It emerged in October 2018 that The Standard Club was exiting Lloyd's. According to the syndicate's annual report, the decision to enter run-off followed a "protracted challenge" in getting approval for its 2019 business plan and the "consequent withdrawal of support" from The Standard Club. When it announced its exit from Lloyd's, The Standard Club said overcapacity and weak pricing had made Lloyd's "a challenging environment for it to develop a profitable underwriting business with sufficient scale."
Syndicate 1884 was one of eight syndicates to stop trading at the end of 2018. One that will be exiting the market in 2019 is Norwegian marine insurer Skuld's Syndicate 1897, one of 12 syndicates and special purpose arrangements managed by Asta Managing Agency Ltd., which was the third-worst performing managing agent with a combined ratio of 133.1%.
Syndicate 1897 said in its annual report that it will cease writing business July 1, 2019, and enter voluntary run-off "following the syndicate planning process for 2019 and the continuing difficult market conditions." The Skuld syndicate alone reported a combined ratio of 121.5% for 2018.
Others are cutting back rather than exiting entirely. Bermuda-based Hamilton Insurance Group's Hamilton Underwriting Ltd. performed slightly better than Asta after its Syndicate 3334 reported a 2018 combined ratio of 132.6%. The syndicate said in its annual report that it is making a "managed exit" from professional indemnity, which it stopped writing in late 2018, and is also pulling out of the contingency class and business written through Lloyd's China, which it described as "smaller revenue streams."
Syndicate 3334 cut its capacity to £96.2 million and estimated gross written premium to £120 million for 2019, from £120.9 million and £149.5 million, respectively, in 2018.
Not all Lloyd's businesses with high combined ratios are cutting back. Apollo Syndicate Management Ltd.produced a 2018 combined ratio of 132.5% but has boosted its capacity at Lloyd's to £430 million for 2019 from £260 million in 2018. This is largely because of its new syndicate, 1971, set up to reinsure sharing economy-related motor liability risks written by the managing agency's main syndicate, 1969. Syndicate 1971's capacity for 2019, its first year, is £130 million.
Also, several Asta syndicates boosted their capacities, including Beat Syndicate 4242, which upped capacity to £200 million from £130 million, and Nephila Syndicate 2357, which boosted capacity to £391 million from £365.3 million.
At the other end of the underwriting performance spectrum, the best performing managing agent of 2018 was S A Meacock & Co. Ltd., through its Syndicate 727, which reported a 2018 combined ratio of 89.8%.
The next best performer was U.S. insurance group Chubb Ltd.'s Lloyd's managing agency, Chubb Underwriting Agencies Ltd. The agency manages Syndicate 1882 and Syndicate 2488, although 1882 was excluded from the study as it stopped writing business at the end of 2016. Its liabilities were transferred to its sister syndicate Jan. 1, 2019, following the transfer of the renewal rights in October 2016. Syndicate 2488 therefore drove Chubb's Lloyd's performance, producing a combined ratio of 90.3%.

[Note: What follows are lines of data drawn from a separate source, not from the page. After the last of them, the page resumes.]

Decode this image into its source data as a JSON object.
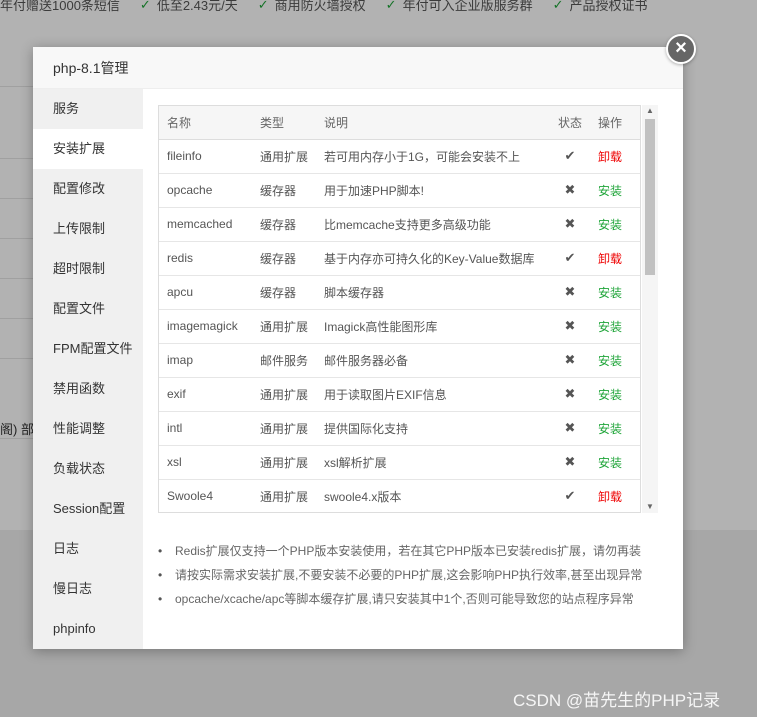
{
  "background": {
    "features": [
      "年付赠送1000条短信",
      "低至2.43元/天",
      "商用防火墙授权",
      "年付可入企业版服务群",
      "产品授权证书"
    ],
    "side_fragment": "阁) 部分"
  },
  "modal": {
    "title": "php-8.1管理",
    "close_icon": "close-icon"
  },
  "sidebar": {
    "items": [
      {
        "label": "服务",
        "active": false
      },
      {
        "label": "安装扩展",
        "active": true
      },
      {
        "label": "配置修改",
        "active": false
      },
      {
        "label": "上传限制",
        "active": false
      },
      {
        "label": "超时限制",
        "active": false
      },
      {
        "label": "配置文件",
        "active": false
      },
      {
        "label": "FPM配置文件",
        "active": false
      },
      {
        "label": "禁用函数",
        "active": false
      },
      {
        "label": "性能调整",
        "active": false
      },
      {
        "label": "负载状态",
        "active": false
      },
      {
        "label": "Session配置",
        "active": false
      },
      {
        "label": "日志",
        "active": false
      },
      {
        "label": "慢日志",
        "active": false
      },
      {
        "label": "phpinfo",
        "active": false
      }
    ]
  },
  "table": {
    "headers": {
      "name": "名称",
      "type": "类型",
      "desc": "说明",
      "status": "状态",
      "op": "操作"
    },
    "rows": [
      {
        "name": "fileinfo",
        "type": "通用扩展",
        "desc": "若可用内存小于1G，可能会安装不上",
        "status": "✔",
        "op": "卸载",
        "installed": true
      },
      {
        "name": "opcache",
        "type": "缓存器",
        "desc": "用于加速PHP脚本!",
        "status": "✖",
        "op": "安装",
        "installed": false
      },
      {
        "name": "memcached",
        "type": "缓存器",
        "desc": "比memcache支持更多高级功能",
        "status": "✖",
        "op": "安装",
        "installed": false
      },
      {
        "name": "redis",
        "type": "缓存器",
        "desc": "基于内存亦可持久化的Key-Value数据库",
        "status": "✔",
        "op": "卸载",
        "installed": true
      },
      {
        "name": "apcu",
        "type": "缓存器",
        "desc": "脚本缓存器",
        "status": "✖",
        "op": "安装",
        "installed": false
      },
      {
        "name": "imagemagick",
        "type": "通用扩展",
        "desc": "Imagick高性能图形库",
        "status": "✖",
        "op": "安装",
        "installed": false
      },
      {
        "name": "imap",
        "type": "邮件服务",
        "desc": "邮件服务器必备",
        "status": "✖",
        "op": "安装",
        "installed": false
      },
      {
        "name": "exif",
        "type": "通用扩展",
        "desc": "用于读取图片EXIF信息",
        "status": "✖",
        "op": "安装",
        "installed": false
      },
      {
        "name": "intl",
        "type": "通用扩展",
        "desc": "提供国际化支持",
        "status": "✖",
        "op": "安装",
        "installed": false
      },
      {
        "name": "xsl",
        "type": "通用扩展",
        "desc": "xsl解析扩展",
        "status": "✖",
        "op": "安装",
        "installed": false
      },
      {
        "name": "Swoole4",
        "type": "通用扩展",
        "desc": "swoole4.x版本",
        "status": "✔",
        "op": "卸载",
        "installed": true
      }
    ]
  },
  "notes": [
    "Redis扩展仅支持一个PHP版本安装使用，若在其它PHP版本已安装redis扩展，请勿再装",
    "请按实际需求安装扩展,不要安装不必要的PHP扩展,这会影响PHP执行效率,甚至出现异常",
    "opcache/xcache/apc等脚本缓存扩展,请只安装其中1个,否则可能导致您的站点程序异常"
  ],
  "watermark": "CSDN @苗先生的PHP记录",
  "colors": {
    "install": "#20a53a",
    "uninstall": "#ee0000",
    "overlay": "rgba(0,0,0,0.3)"
  }
}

The syndicate said in its annual report that its underwriting result had benefited from prior-year reserve releases of £21 million and "some improvement" in underlying accident year losses thanks to the portfolio review work it has conducted.